There is nothing like drinking from the well of musical inspiration.
It is often empty, but when the well is overflowing, its water can quench the most ravenous thirst. One may lie in wait for days, weeks, months; eager for a single satiating drop. Perhaps a few notes from a favorite musician... an afternoon spent listening to birdsongs... a walk along a gurgling river in a secluded grove... inspiration may come in many forms, and sometimes it graces us when we least expect it. But what if the well is poisoned?
Territoriality, bureaucracy, in-fighting, contrived patriarchal hierarchies, inflated egos... these are but some of the many toxins that can wreak devastating effects on an already scarce supply of inspiration, especially for young artists. How easy is it for the established artist, ideally an individual of great skill and even greater willingness to share their craft, to take the fledgling artist under their wing and foster their talents. Unfortunately, it is easier to be swayed by jealousy and fear; this is how the well is first poisoned.
How is that seemingly self-respecting artists engage in such pettiness, irreparably compromising their integrity (both as artists and human beings) in the eyes of any objective observer? I have been on the receiving end of such nonsense more times than I would care to be, and I have seen it happen to other people. It is never OK and is practically without fail indicative of a deeply-seated personal issue; often, leveled accusations are rooted deep within the accuser's tangled psyche. Worse yet, something else is left untended in the process -- as drama and other schoolyard antics unbefitting of professionals unfold, true art withers away. The result? One of the following: 1) no one chooses to pass the proverbial baton, instead keeping it for themselves even when they can no longer hold it, 2) no one accepts the baton in its current sorry condition, and 3) there isn't and never was a baton at all. Each of these scenarios is uniquely sad, but the circumstances that lead to any of them are equally reprehensible.

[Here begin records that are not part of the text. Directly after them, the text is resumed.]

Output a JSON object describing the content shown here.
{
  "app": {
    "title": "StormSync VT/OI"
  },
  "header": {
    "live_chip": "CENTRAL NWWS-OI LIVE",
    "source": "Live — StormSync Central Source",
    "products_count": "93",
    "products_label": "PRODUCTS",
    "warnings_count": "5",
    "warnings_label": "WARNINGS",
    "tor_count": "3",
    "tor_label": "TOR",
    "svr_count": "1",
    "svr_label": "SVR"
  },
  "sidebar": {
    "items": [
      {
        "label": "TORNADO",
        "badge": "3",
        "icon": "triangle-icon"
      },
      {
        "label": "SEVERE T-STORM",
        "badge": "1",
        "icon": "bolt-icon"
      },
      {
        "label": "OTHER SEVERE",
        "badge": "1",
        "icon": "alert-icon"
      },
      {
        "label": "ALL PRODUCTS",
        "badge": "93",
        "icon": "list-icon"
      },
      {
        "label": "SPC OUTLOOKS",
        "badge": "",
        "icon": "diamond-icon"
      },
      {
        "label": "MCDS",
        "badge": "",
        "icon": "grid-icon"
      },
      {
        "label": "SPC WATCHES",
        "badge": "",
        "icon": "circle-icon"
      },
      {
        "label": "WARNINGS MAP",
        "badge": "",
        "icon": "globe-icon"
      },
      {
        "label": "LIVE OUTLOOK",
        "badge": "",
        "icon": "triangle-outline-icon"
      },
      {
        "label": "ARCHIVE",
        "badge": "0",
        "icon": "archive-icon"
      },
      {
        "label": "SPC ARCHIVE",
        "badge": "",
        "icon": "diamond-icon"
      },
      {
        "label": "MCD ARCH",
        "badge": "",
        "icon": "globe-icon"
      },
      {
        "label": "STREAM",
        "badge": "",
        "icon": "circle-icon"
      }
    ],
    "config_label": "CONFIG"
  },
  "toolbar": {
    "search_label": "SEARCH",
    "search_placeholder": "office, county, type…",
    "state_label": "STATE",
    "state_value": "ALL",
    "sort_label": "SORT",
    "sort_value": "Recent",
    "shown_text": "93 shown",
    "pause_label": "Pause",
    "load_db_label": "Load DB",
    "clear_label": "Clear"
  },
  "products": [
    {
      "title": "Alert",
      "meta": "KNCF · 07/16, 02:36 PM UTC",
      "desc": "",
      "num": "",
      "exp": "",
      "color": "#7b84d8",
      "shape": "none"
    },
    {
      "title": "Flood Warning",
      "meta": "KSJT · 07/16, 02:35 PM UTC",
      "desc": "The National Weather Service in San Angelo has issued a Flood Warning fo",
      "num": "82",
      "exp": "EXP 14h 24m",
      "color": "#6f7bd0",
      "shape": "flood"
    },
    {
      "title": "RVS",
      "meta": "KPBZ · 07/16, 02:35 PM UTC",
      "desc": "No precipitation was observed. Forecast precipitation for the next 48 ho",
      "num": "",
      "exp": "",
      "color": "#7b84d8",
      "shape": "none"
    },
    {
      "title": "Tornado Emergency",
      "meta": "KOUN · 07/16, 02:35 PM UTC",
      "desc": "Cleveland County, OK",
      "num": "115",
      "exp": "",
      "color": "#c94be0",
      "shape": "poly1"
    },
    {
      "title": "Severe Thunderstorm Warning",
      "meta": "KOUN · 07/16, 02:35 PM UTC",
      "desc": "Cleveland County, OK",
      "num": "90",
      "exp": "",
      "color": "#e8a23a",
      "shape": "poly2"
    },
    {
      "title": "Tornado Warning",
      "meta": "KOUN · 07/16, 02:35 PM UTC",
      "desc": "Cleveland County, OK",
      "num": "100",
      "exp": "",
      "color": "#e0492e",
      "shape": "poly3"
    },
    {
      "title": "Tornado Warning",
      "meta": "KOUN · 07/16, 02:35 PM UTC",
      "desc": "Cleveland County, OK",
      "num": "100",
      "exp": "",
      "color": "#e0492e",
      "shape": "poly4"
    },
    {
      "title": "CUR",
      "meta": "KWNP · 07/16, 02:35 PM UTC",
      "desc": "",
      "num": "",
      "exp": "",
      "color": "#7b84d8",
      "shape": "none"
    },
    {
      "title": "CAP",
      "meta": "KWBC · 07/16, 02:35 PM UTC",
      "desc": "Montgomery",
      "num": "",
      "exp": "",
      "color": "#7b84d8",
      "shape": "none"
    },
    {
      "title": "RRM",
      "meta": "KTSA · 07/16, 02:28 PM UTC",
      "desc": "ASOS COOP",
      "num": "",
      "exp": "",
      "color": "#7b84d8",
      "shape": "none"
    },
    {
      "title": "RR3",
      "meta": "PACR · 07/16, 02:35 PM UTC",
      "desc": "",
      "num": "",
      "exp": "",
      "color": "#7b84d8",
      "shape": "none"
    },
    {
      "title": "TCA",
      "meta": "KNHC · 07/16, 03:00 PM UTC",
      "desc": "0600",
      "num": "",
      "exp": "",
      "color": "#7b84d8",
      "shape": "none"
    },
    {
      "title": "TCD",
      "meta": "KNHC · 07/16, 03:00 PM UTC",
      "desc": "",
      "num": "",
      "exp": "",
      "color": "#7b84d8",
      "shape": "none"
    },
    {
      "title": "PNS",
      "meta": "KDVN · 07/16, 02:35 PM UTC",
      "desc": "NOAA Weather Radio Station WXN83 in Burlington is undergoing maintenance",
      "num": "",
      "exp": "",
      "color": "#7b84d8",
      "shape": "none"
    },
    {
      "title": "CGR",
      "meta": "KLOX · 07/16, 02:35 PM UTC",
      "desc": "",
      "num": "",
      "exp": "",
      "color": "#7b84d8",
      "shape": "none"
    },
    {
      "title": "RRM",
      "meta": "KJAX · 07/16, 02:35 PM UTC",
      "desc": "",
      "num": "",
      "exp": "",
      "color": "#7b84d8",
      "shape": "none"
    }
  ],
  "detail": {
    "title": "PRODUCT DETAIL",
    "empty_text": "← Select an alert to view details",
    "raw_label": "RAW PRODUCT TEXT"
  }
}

Over the past ~5 years, I have been privileged to spend time teaching (and learning from) dozens of guitar aficionados, ranging from beginners to experts. Each experience has been gratifying in its own way, and I could not hope to accurately describe in this one blog post the wide range of personalities I've encountered. I've also been lucky enough to teach a not insignificant number of guitarists who I believe will go on to become the best in Minnesota and perhaps beyond, thanks to their prodigious talent and incredible work ethic. But how swiftly this could fall apart if I spike the drink of inspiration for those whose eyes still twinkle with excitement when they learn a technique, master a new piece, or compose their own music... The power wielded by anyone in the position of an instructor can arguably be used to do more harm than good -- it is for this reason that teachers who do not use their authority with great discretion and only the best of intentions must not be allowed to poison the well.
And if the well is already poisoned, let the rain come and wash away the ill-wishers and the jealous peddlers of mediocrity, making way for positivity, encouragement, and cultivation of art! There can be no room for condescension, animosity, and egoism in a beautiful world fueled by creativity, passion, and inspiration.